(Data about app and page elements)
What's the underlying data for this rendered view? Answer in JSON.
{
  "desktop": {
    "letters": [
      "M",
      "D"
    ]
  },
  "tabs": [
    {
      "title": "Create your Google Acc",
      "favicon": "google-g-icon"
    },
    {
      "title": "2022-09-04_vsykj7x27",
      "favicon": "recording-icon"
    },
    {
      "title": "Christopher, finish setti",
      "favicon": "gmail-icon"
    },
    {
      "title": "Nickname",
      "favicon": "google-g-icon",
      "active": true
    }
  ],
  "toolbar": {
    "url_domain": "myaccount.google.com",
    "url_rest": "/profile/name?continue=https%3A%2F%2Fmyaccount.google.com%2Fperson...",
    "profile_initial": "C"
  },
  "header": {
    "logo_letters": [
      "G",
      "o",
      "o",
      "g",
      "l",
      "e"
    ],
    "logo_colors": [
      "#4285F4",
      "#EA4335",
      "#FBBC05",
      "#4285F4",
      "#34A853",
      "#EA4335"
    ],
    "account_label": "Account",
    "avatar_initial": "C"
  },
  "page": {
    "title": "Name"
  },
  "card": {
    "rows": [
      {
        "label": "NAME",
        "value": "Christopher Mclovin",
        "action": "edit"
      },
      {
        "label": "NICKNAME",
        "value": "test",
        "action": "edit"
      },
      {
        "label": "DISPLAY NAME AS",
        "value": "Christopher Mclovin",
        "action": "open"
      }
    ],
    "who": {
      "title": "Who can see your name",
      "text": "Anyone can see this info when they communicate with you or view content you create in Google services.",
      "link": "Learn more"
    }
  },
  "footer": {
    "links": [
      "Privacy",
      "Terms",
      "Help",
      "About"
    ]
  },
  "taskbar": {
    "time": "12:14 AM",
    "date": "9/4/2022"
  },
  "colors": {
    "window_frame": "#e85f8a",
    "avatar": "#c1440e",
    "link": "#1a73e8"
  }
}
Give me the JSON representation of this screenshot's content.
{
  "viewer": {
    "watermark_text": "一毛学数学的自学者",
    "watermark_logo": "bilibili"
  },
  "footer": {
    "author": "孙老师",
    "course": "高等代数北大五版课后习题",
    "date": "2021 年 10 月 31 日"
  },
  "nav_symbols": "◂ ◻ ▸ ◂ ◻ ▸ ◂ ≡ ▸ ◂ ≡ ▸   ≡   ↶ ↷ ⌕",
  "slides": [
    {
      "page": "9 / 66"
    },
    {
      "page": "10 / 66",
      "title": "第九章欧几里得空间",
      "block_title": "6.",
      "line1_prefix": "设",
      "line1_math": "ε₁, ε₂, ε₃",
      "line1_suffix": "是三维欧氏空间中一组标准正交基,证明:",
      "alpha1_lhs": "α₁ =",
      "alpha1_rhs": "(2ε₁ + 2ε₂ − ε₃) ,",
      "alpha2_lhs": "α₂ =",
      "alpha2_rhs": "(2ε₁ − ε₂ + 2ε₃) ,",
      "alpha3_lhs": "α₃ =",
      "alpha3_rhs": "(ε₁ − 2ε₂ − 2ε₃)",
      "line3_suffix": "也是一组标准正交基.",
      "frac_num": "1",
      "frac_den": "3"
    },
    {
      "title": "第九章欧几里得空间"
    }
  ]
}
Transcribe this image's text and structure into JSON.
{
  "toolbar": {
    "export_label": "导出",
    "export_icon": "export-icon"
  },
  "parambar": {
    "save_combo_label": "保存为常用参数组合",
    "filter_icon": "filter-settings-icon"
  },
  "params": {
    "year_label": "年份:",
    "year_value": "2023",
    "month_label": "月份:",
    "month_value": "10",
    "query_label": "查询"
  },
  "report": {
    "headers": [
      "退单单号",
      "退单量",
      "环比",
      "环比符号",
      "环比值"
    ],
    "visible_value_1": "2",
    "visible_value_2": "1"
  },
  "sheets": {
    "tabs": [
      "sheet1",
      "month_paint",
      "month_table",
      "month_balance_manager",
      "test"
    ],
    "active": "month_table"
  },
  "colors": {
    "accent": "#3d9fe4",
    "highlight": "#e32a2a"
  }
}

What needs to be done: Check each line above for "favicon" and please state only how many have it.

Your solution: 4